LIGHTROOM Tips & Tricks
To prevent unnecessary clipping or loss of image detail, turn on the clipping indicators before you make tonal adjustments. To do this, click on the triangle icons located at the top of the Histogram, or press the J key to Show Clipping. With this turned on, colored clipping indicators on the image mean one or two channels are clipped. You can make corrections to prevent clipping of important details in the image. If the clipping indicators on the image become distracting, press J again to turn off Show Clipping. For an even less-obtrusive view of clipping, press-and-hold the Option (PC: Alt) key as you modify the Exposure, Recovery, or Blacks sliders to temporarily view the clipping indicators.
Blue indicates the shadows are clipped
Select one or more images, then click the word Auto in the Tone section of the Basic panel, or press Command-U (PC: Ctrl-U) to automatically correct the tone. Lightroom will set the sliders to maximize the range of tones while minimizing highlight and shadow clipping. To automatically correct the white balance, click on As Shot in the WB: section of the Basic panel and choose Auto, or press Shift-Command-U (PC: Shift-Ctrl-U). While these auto options won’t always provide the best results, they’re handy when you’re in a hurry or need a starting point.
To speed up the process of copying Develop module settings from one image to others, click on the image in the Filmstrip from where you’d like to copy the settings. Press Command-C (PC: Ctrl-C) to copy the settings and open the Copy Settings dialog, and choose what you’d like to copy. You can also press Command-Option-C (PC: Ctrl-Alt-C) to copy settings without opening the Copy Settings dialog. Next, select one or more images in the Filmstrip and press Command-V (PC: Ctrl-V) to paste the settings.
The Adjustment Brush tool works incredibly well for making corrections, enhancements, and basic retouching. But one of the problems with this tool is that every time you want to create a new adjustment effect, you need to click on the word New. This can really slow down your progress. To speed things up, try making an adjustment and then press K twice—once to exit the tool and a second time to access it again and create a new adjustment.

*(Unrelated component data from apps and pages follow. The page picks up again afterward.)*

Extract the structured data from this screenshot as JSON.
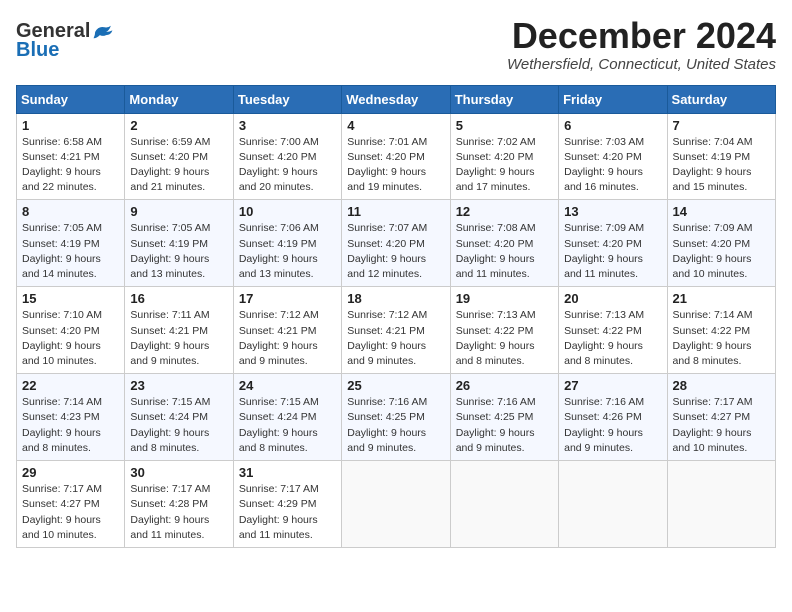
{
  "logo": {
    "general": "General",
    "blue": "Blue"
  },
  "title": "December 2024",
  "location": "Wethersfield, Connecticut, United States",
  "days_header": [
    "Sunday",
    "Monday",
    "Tuesday",
    "Wednesday",
    "Thursday",
    "Friday",
    "Saturday"
  ],
  "weeks": [
    [
      {
        "day": "1",
        "sunrise": "Sunrise: 6:58 AM",
        "sunset": "Sunset: 4:21 PM",
        "daylight": "Daylight: 9 hours and 22 minutes."
      },
      {
        "day": "2",
        "sunrise": "Sunrise: 6:59 AM",
        "sunset": "Sunset: 4:20 PM",
        "daylight": "Daylight: 9 hours and 21 minutes."
      },
      {
        "day": "3",
        "sunrise": "Sunrise: 7:00 AM",
        "sunset": "Sunset: 4:20 PM",
        "daylight": "Daylight: 9 hours and 20 minutes."
      },
      {
        "day": "4",
        "sunrise": "Sunrise: 7:01 AM",
        "sunset": "Sunset: 4:20 PM",
        "daylight": "Daylight: 9 hours and 19 minutes."
      },
      {
        "day": "5",
        "sunrise": "Sunrise: 7:02 AM",
        "sunset": "Sunset: 4:20 PM",
        "daylight": "Daylight: 9 hours and 17 minutes."
      },
      {
        "day": "6",
        "sunrise": "Sunrise: 7:03 AM",
        "sunset": "Sunset: 4:20 PM",
        "daylight": "Daylight: 9 hours and 16 minutes."
      },
      {
        "day": "7",
        "sunrise": "Sunrise: 7:04 AM",
        "sunset": "Sunset: 4:19 PM",
        "daylight": "Daylight: 9 hours and 15 minutes."
      }
    ],
    [
      {
        "day": "8",
        "sunrise": "Sunrise: 7:05 AM",
        "sunset": "Sunset: 4:19 PM",
        "daylight": "Daylight: 9 hours and 14 minutes."
      },
      {
        "day": "9",
        "sunrise": "Sunrise: 7:05 AM",
        "sunset": "Sunset: 4:19 PM",
        "daylight": "Daylight: 9 hours and 13 minutes."
      },
      {
        "day": "10",
        "sunrise": "Sunrise: 7:06 AM",
        "sunset": "Sunset: 4:19 PM",
        "daylight": "Daylight: 9 hours and 13 minutes."
      },
      {
        "day": "11",
        "sunrise": "Sunrise: 7:07 AM",
        "sunset": "Sunset: 4:20 PM",
        "daylight": "Daylight: 9 hours and 12 minutes."
      },
      {
        "day": "12",
        "sunrise": "Sunrise: 7:08 AM",
        "sunset": "Sunset: 4:20 PM",
        "daylight": "Daylight: 9 hours and 11 minutes."
      },
      {
        "day": "13",
        "sunrise": "Sunrise: 7:09 AM",
        "sunset": "Sunset: 4:20 PM",
        "daylight": "Daylight: 9 hours and 11 minutes."
      },
      {
        "day": "14",
        "sunrise": "Sunrise: 7:09 AM",
        "sunset": "Sunset: 4:20 PM",
        "daylight": "Daylight: 9 hours and 10 minutes."
      }
    ],
    [
      {
        "day": "15",
        "sunrise": "Sunrise: 7:10 AM",
        "sunset": "Sunset: 4:20 PM",
        "daylight": "Daylight: 9 hours and 10 minutes."
      },
      {
        "day": "16",
        "sunrise": "Sunrise: 7:11 AM",
        "sunset": "Sunset: 4:21 PM",
        "daylight": "Daylight: 9 hours and 9 minutes."
      },
      {
        "day": "17",
        "sunrise": "Sunrise: 7:12 AM",
        "sunset": "Sunset: 4:21 PM",
        "daylight": "Daylight: 9 hours and 9 minutes."
      },
      {
        "day": "18",
        "sunrise": "Sunrise: 7:12 AM",
        "sunset": "Sunset: 4:21 PM",
        "daylight": "Daylight: 9 hours and 9 minutes."
      },
      {
        "day": "19",
        "sunrise": "Sunrise: 7:13 AM",
        "sunset": "Sunset: 4:22 PM",
        "daylight": "Daylight: 9 hours and 8 minutes."
      },
      {
        "day": "20",
        "sunrise": "Sunrise: 7:13 AM",
        "sunset": "Sunset: 4:22 PM",
        "daylight": "Daylight: 9 hours and 8 minutes."
      },
      {
        "day": "21",
        "sunrise": "Sunrise: 7:14 AM",
        "sunset": "Sunset: 4:22 PM",
        "daylight": "Daylight: 9 hours and 8 minutes."
      }
    ],
    [
      {
        "day": "22",
        "sunrise": "Sunrise: 7:14 AM",
        "sunset": "Sunset: 4:23 PM",
        "daylight": "Daylight: 9 hours and 8 minutes."
      },
      {
        "day": "23",
        "sunrise": "Sunrise: 7:15 AM",
        "sunset": "Sunset: 4:24 PM",
        "daylight": "Daylight: 9 hours and 8 minutes."
      },
      {
        "day": "24",
        "sunrise": "Sunrise: 7:15 AM",
        "sunset": "Sunset: 4:24 PM",
        "daylight": "Daylight: 9 hours and 8 minutes."
      },
      {
        "day": "25",
        "sunrise": "Sunrise: 7:16 AM",
        "sunset": "Sunset: 4:25 PM",
        "daylight": "Daylight: 9 hours and 9 minutes."
      },
      {
        "day": "26",
        "sunrise": "Sunrise: 7:16 AM",
        "sunset": "Sunset: 4:25 PM",
        "daylight": "Daylight: 9 hours and 9 minutes."
      },
      {
        "day": "27",
        "sunrise": "Sunrise: 7:16 AM",
        "sunset": "Sunset: 4:26 PM",
        "daylight": "Daylight: 9 hours and 9 minutes."
      },
      {
        "day": "28",
        "sunrise": "Sunrise: 7:17 AM",
        "sunset": "Sunset: 4:27 PM",
        "daylight": "Daylight: 9 hours and 10 minutes."
      }
    ],
    [
      {
        "day": "29",
        "sunrise": "Sunrise: 7:17 AM",
        "sunset": "Sunset: 4:27 PM",
        "daylight": "Daylight: 9 hours and 10 minutes."
      },
      {
        "day": "30",
        "sunrise": "Sunrise: 7:17 AM",
        "sunset": "Sunset: 4:28 PM",
        "daylight": "Daylight: 9 hours and 11 minutes."
      },
      {
        "day": "31",
        "sunrise": "Sunrise: 7:17 AM",
        "sunset": "Sunset: 4:29 PM",
        "daylight": "Daylight: 9 hours and 11 minutes."
      },
      null,
      null,
      null,
      null
    ]
  ]
}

Now you can use your shortcut keys: To make the brush smaller or larger, press the Left or Right Bracket ([ ]) keys, respectively. To change the brush Feather, press Shift-[ or Shift-]. To change the Flow amount, press 1–0. Next, you’ll notice that it’s possible to have two different Adjustment Brushes: Brush A and Brush B. To toggle between these two brushes, press the Forward Slash (/) key. If you’d like to quickly access and use the Erase brush, press-and-hold the Option (PC: Alt) key and paint away the adjustment.
Faster gradient adjustments
The Graduated Filter allows you to make gradual adjustments to localized areas of your photo but sometimes when you use this tool, you’ll discover that you’ve accidentally added an effect that’s in the wrong direction. If only you could change this on the fly. Well, you can! While you’re dragging out a Graduated Filter gradient, press the Apostrophe (’) key to quickly change the direction of the gradient.